Each image from the satellite Copernicus comes with a corresponding GEOJSON file. GEOJSON is an extension of regular json for supporting geospatial data. In this file there are a series of latitude and longitude coordinates provided which correspond to the four corners of the image.
Our tiles are cropped from the the satellite image and are 512 by 512 bits. When creating the image tiles we are dealing with a square and can just crop them by moving horizontally and vertically in 512 bit increments in a row by row fashion. These correspond to the naming scheme of the time-series tiles. For example 0-0-band-date.png is the top left-corner.
When generating the geojson files for the tile images we cannot proceed in the same way for the tile image. The image file represents a 2-d image on the earths surface and we need to account for the earths curvature.
To help with this we could make use of the library GeoPy.
Calculate the bearing between the points in our tiles as well as the distance, and with a given (lat,lon) bearing and distance we can calculate another (lat,lon) accurately and so we can accurately generate geometry files for each of our tiles.
Outline of approach:
Step 1: Get the top-left and top-right coordinates of the main area.
Step 2: Get the bearing on the line joining the coordinates.
Step 3: The angle of the line joining the top-left of the BIG images and the top left of the tile is measured.
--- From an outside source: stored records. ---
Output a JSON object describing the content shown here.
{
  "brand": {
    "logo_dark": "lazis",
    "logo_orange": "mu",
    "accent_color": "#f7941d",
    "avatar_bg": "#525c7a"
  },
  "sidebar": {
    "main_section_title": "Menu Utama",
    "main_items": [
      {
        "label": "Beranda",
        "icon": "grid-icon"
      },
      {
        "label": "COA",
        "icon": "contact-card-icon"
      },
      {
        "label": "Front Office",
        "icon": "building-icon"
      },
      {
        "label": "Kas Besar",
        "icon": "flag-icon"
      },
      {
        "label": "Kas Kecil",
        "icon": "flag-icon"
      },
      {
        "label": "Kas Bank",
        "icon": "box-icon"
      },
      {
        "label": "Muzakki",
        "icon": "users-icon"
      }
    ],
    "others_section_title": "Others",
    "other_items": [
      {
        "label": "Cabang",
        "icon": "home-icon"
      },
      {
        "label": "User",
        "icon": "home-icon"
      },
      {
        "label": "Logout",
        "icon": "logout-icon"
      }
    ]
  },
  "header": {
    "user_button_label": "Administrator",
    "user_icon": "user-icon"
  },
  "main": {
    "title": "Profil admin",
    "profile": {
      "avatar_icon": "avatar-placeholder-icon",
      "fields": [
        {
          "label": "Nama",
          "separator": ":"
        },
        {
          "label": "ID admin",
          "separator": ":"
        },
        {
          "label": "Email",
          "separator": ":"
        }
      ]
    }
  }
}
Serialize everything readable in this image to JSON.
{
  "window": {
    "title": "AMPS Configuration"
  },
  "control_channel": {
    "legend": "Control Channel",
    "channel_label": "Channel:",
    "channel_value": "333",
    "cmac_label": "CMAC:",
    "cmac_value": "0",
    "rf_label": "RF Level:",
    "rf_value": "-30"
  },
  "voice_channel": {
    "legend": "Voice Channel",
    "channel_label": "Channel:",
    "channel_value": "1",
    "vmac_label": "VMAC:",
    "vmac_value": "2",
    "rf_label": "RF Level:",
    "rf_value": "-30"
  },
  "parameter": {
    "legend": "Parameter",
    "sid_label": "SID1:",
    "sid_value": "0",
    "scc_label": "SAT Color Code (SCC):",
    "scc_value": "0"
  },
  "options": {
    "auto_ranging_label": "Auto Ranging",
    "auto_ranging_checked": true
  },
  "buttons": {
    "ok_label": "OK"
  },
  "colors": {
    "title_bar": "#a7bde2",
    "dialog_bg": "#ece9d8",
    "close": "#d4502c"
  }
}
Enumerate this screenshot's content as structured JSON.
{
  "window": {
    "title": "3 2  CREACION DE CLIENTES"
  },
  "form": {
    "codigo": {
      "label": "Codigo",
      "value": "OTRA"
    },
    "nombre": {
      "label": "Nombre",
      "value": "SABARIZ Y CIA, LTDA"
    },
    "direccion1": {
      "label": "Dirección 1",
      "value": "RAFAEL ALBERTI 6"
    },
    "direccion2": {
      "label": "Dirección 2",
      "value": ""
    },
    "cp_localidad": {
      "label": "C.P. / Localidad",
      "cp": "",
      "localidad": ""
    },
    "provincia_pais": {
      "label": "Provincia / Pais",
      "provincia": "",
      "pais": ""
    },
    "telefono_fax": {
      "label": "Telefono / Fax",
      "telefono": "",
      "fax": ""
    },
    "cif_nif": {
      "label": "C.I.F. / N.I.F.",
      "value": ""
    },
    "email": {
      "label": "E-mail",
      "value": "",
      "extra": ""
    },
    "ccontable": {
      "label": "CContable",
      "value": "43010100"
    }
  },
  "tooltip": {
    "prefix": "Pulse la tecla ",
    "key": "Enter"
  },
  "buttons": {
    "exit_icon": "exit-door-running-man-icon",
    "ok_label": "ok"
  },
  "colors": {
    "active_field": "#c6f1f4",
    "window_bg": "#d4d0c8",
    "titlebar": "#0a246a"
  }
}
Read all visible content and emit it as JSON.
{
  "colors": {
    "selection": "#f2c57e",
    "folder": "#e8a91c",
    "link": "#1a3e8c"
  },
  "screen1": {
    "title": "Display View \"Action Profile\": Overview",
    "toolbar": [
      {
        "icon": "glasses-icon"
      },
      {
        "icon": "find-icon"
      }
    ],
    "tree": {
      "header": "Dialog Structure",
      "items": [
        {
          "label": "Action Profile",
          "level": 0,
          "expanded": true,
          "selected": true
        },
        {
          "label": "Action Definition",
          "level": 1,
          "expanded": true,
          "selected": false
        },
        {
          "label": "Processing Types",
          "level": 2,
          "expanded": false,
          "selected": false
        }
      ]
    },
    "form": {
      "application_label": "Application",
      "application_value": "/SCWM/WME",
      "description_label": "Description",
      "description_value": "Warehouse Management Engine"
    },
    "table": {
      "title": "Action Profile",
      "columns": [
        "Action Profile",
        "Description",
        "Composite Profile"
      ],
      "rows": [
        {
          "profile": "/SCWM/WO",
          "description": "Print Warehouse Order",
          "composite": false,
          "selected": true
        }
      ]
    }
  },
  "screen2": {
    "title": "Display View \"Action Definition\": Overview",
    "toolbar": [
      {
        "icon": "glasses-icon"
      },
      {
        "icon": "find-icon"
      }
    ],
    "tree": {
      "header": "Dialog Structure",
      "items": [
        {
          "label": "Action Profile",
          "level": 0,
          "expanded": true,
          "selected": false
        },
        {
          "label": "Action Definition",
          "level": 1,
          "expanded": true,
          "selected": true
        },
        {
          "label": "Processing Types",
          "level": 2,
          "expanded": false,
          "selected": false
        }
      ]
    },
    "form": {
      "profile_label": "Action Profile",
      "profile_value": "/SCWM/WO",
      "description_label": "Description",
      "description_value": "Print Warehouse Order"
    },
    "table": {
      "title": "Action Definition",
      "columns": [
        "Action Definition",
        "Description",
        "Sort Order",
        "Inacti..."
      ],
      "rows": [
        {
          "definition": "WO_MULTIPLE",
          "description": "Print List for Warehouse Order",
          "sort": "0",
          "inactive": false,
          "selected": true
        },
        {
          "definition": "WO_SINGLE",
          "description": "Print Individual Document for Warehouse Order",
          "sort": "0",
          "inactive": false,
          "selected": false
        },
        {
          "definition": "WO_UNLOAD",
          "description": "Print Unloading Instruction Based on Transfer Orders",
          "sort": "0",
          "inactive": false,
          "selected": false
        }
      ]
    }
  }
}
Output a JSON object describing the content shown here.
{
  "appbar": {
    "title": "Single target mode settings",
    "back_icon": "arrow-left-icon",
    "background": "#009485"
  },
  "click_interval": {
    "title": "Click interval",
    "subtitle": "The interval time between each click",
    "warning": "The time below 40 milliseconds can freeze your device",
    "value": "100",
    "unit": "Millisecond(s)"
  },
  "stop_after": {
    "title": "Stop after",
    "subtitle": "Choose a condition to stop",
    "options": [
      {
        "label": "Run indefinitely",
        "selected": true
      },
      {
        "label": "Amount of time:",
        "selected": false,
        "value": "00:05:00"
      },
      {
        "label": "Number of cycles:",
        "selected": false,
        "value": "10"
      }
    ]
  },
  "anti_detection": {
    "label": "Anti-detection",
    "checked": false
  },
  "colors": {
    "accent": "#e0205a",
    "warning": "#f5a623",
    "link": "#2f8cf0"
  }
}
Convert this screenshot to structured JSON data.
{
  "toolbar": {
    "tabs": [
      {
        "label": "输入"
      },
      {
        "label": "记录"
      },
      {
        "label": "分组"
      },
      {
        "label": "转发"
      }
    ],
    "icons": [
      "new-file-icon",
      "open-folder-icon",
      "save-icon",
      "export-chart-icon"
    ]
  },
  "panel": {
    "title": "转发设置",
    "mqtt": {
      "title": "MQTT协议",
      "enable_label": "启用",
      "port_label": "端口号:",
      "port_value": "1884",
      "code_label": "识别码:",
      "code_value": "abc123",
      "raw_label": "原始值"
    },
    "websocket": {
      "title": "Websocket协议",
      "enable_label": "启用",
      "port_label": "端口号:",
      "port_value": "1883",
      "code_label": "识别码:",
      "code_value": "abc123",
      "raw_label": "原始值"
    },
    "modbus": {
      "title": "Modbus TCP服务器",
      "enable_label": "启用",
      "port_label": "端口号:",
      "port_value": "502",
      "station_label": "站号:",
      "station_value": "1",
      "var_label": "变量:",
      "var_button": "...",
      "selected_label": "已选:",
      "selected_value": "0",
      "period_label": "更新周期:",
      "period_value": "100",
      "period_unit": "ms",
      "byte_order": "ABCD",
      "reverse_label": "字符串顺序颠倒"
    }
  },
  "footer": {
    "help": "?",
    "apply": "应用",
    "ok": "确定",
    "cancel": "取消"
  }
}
Step 4: The angle is added to the bearing in step 2 to get the bearing of the top-left of the tile.
Step 5: The distance of the top-left of the BIG images and the top left of the tile is measured.
Step 6: The latitude and longitude of the top-left of the tile is calculated using the distance and bearings of step 4 and step 5.
The cause of the issue in the initial mask was that the geometry files did not align with image files for each tile, so pixels were associated with the coordinates that should have been associated to another pixel ( several pixels earlier) which is what caused the misalignment in the x direction.